## Information supplied
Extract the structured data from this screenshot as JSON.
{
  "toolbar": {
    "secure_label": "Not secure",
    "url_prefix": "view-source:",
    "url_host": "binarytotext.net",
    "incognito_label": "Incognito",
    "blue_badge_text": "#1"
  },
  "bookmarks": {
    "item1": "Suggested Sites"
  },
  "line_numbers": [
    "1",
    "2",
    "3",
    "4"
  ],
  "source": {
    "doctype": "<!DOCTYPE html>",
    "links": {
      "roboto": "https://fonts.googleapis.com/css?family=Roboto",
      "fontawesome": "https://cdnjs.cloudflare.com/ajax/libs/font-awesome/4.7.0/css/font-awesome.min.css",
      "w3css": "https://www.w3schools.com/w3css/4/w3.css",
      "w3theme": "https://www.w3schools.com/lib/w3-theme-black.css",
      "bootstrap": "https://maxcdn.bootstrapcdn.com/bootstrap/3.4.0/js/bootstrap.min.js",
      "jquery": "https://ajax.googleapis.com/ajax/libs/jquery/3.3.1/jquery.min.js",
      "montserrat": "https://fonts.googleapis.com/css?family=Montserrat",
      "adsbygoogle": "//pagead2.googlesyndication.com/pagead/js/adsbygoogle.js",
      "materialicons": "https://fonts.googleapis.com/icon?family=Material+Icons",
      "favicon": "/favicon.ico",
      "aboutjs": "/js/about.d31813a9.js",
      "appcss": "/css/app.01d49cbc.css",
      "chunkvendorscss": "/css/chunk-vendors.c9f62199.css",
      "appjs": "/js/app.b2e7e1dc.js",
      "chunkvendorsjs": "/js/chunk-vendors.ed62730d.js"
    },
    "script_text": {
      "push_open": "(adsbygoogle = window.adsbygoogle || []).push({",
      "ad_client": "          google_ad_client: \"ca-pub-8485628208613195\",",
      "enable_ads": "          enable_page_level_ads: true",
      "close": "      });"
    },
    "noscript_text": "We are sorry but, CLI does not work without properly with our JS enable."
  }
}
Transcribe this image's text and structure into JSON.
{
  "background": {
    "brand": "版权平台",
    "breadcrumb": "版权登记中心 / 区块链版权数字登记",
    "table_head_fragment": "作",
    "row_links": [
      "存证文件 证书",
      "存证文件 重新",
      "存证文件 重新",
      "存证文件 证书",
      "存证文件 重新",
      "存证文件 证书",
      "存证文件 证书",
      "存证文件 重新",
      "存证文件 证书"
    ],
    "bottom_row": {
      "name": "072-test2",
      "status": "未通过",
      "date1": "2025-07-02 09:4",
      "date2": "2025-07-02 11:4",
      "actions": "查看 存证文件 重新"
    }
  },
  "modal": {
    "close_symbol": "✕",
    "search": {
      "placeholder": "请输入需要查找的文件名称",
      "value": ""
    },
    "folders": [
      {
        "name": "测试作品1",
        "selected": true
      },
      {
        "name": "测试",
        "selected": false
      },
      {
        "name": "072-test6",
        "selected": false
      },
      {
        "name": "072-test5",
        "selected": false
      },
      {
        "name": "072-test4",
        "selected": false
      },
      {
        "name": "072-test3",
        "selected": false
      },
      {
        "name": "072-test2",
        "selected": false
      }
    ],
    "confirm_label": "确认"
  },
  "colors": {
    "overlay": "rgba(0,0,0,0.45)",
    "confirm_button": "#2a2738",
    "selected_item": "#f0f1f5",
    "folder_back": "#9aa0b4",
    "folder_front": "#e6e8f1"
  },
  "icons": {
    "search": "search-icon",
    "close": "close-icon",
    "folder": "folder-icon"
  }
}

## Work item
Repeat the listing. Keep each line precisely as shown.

## Result of this task
Extract the structured data from this screenshot as JSON.
{
  "toolbar": {
    "secure_label": "Not secure",
    "url_prefix": "view-source:",
    "url_host": "binarytotext.net",
    "incognito_label": "Incognito",
    "blue_badge_text": "#1"
  },
  "bookmarks": {
    "item1": "Suggested Sites"
  },
  "line_numbers": [
    "1",
    "2",
    "3",
    "4"
  ],
  "source": {
    "doctype": "<!DOCTYPE html>",
    "links": {
      "roboto": "https://fonts.googleapis.com/css?family=Roboto",
      "fontawesome": "https://cdnjs.cloudflare.com/ajax/libs/font-awesome/4.7.0/css/font-awesome.min.css",
      "w3css": "https://www.w3schools.com/w3css/4/w3.css",
      "w3theme": "https://www.w3schools.com/lib/w3-theme-black.css",
      "bootstrap": "https://maxcdn.bootstrapcdn.com/bootstrap/3.4.0/js/bootstrap.min.js",
      "jquery": "https://ajax.googleapis.com/ajax/libs/jquery/3.3.1/jquery.min.js",
      "montserrat": "https://fonts.googleapis.com/css?family=Montserrat",
      "adsbygoogle": "//pagead2.googlesyndication.com/pagead/js/adsbygoogle.js",
      "materialicons": "https://fonts.googleapis.com/icon?family=Material+Icons",
      "favicon": "/favicon.ico",
      "aboutjs": "/js/about.d31813a9.js",
      "appcss": "/css/app.01d49cbc.css",
      "chunkvendorscss": "/css/chunk-vendors.c9f62199.css",
      "appjs": "/js/app.b2e7e1dc.js",
      "chunkvendorsjs": "/js/chunk-vendors.ed62730d.js"
    },
    "script_text": {
      "push_open": "(adsbygoogle = window.adsbygoogle || []).push({",
      "ad_client": "          google_ad_client: \"ca-pub-8485628208613195\",",
      "enable_ads": "          enable_page_level_ads: true",
      "close": "      });"
    },
    "noscript_text": "We are sorry but, CLI does not work without properly with our JS enable."
  }
}
Transcribe this image's text and structure into JSON.
{
  "background": {
    "brand": "版权平台",
    "breadcrumb": "版权登记中心 / 区块链版权数字登记",
    "table_head_fragment": "作",
    "row_links": [
      "存证文件 证书",
      "存证文件 重新",
      "存证文件 重新",
      "存证文件 证书",
      "存证文件 重新",
      "存证文件 证书",
      "存证文件 证书",
      "存证文件 重新",
      "存证文件 证书"
    ],
    "bottom_row": {
      "name": "072-test2",
      "status": "未通过",
      "date1": "2025-07-02 09:4",
      "date2": "2025-07-02 11:4",
      "actions": "查看 存证文件 重新"
    }
  },
  "modal": {
    "close_symbol": "✕",
    "search": {
      "placeholder": "请输入需要查找的文件名称",
      "value": ""
    },
    "folders": [
      {
        "name": "测试作品1",
        "selected": true
      },
      {
        "name": "测试",
        "selected": false
      },
      {
        "name": "072-test6",
        "selected": false
      },
      {
        "name": "072-test5",
        "selected": false
      },
      {
        "name": "072-test4",
        "selected": false
      },
      {
        "name": "072-test3",
        "selected": false
      },
      {
        "name": "072-test2",
        "selected": false
      }
    ],
    "confirm_label": "确认"
  },
  "colors": {
    "overlay": "rgba(0,0,0,0.45)",
    "confirm_button": "#2a2738",
    "selected_item": "#f0f1f5",
    "folder_back": "#9aa0b4",
    "folder_front": "#e6e8f1"
  },
  "icons": {
    "search": "search-icon",
    "close": "close-icon",
    "folder": "folder-icon"
  }
}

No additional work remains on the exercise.